January 30, 2019
The Justice Department charged Huawei and its chief financial officer Meng Wanzhou with the theft of trade secrets, obstructing a criminal investigation and evading economic sanctions on Iran. The charges are part of an aggressive move by the U.S. to block the Chinese telecom firm suspected of undermining national interests. The charges are based on Huawei’s internal emails describing a plan to steal T-Mobile testing equipment. Internal memos also link Meng to bank fraud to evade sanctions against Iran.
The New York Times reports that, “the charges underscore Washington’s determination to prove that Huawei poses a national security threat and to convince other nations that it cannot be trusted to build their next generation of wireless networks, known as 5G.”
Acting U.S. attorney general Matthew Whitaker stated that the U.S. would seek Meng’s extradition from Canada, “where she was detained last year at the request of the United States.” Meng is the daughter of Huawei’s founder and “her arrest has outraged the Chinese government, which has since arrested two Canadians, in apparent retaliation.”
This week, top Chinese officials will arrive in Washington “for two days of talks aimed at resolving a months-long trade war between the world’s two largest economies.” Although the timing is bad given China’s reaction to Meng’s situation, “Trump administration officials have insisted that [her] detention will not affect the trade talks.”
NYT reports that, “the indictment unsealed against Meng is similar to the charges leveled against the Huawei executive in filings made by federal prosecutors in connection with the bail hearing in Canada,” claiming that “Huawei defrauded four large banks into clearing transactions with Iran in violation of international sanctions through a subsidiary called Skycom.” Prosecutors identified one of those banks as HSBC.
The “most serious new allegation in the indictment” levied by federal prosecutors is that Huawei destroyed or concealed evidence (by moving employees out of the U.S. so they could not be called as witnesses) to block the investigation into its attempt to evade economic sanctions against Iran.
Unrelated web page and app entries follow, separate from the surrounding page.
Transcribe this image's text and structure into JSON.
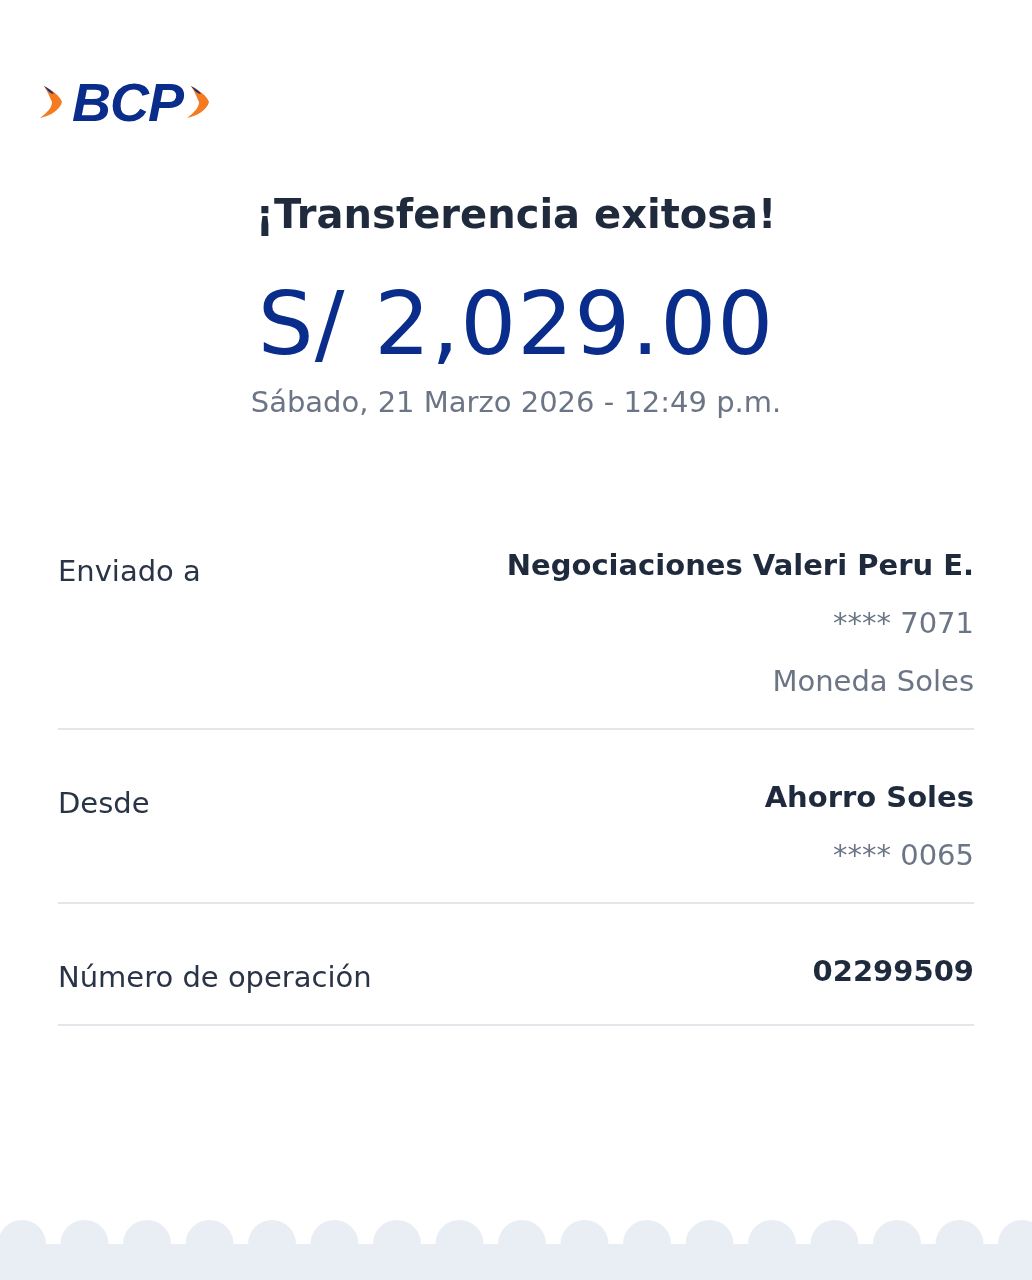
{
  "logo": {
    "text": "BCP"
  },
  "title": "¡Transferencia exitosa!",
  "amount": "S/ 2,029.00",
  "datetime": "Sábado, 21 Marzo 2026 - 12:49 p.m.",
  "details": [
    {
      "label": "Enviado a",
      "values": [
        {
          "kind": "strong",
          "text": "Negociaciones Valeri Peru E."
        },
        {
          "kind": "muted",
          "text": "**** 7071"
        },
        {
          "kind": "muted",
          "text": "Moneda Soles"
        }
      ]
    },
    {
      "label": "Desde",
      "values": [
        {
          "kind": "strong",
          "text": "Ahorro Soles"
        },
        {
          "kind": "muted",
          "text": "**** 0065"
        }
      ]
    },
    {
      "label": "Número de operación",
      "values": [
        {
          "kind": "strong",
          "text": "02299509"
        }
      ]
    }
  ]
}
The charge that Huawei conspired to steal trade secrets from T-Mobile relates to a 2014 civil suit in which “T-Mobile accused Huawei of stealing proprietary robotics technology that the telecom company used to diagnose quality-control issues in cellphones.”
Huawei, which was found guilty in May 2017, “appeared to set up a bonus system for employees who could illicitly obtain the T-Mobile testing system.” The U.S. has also been drafting an executive order to “ban American companies from using Chinese-origin equipment in critical telecommunications networks.”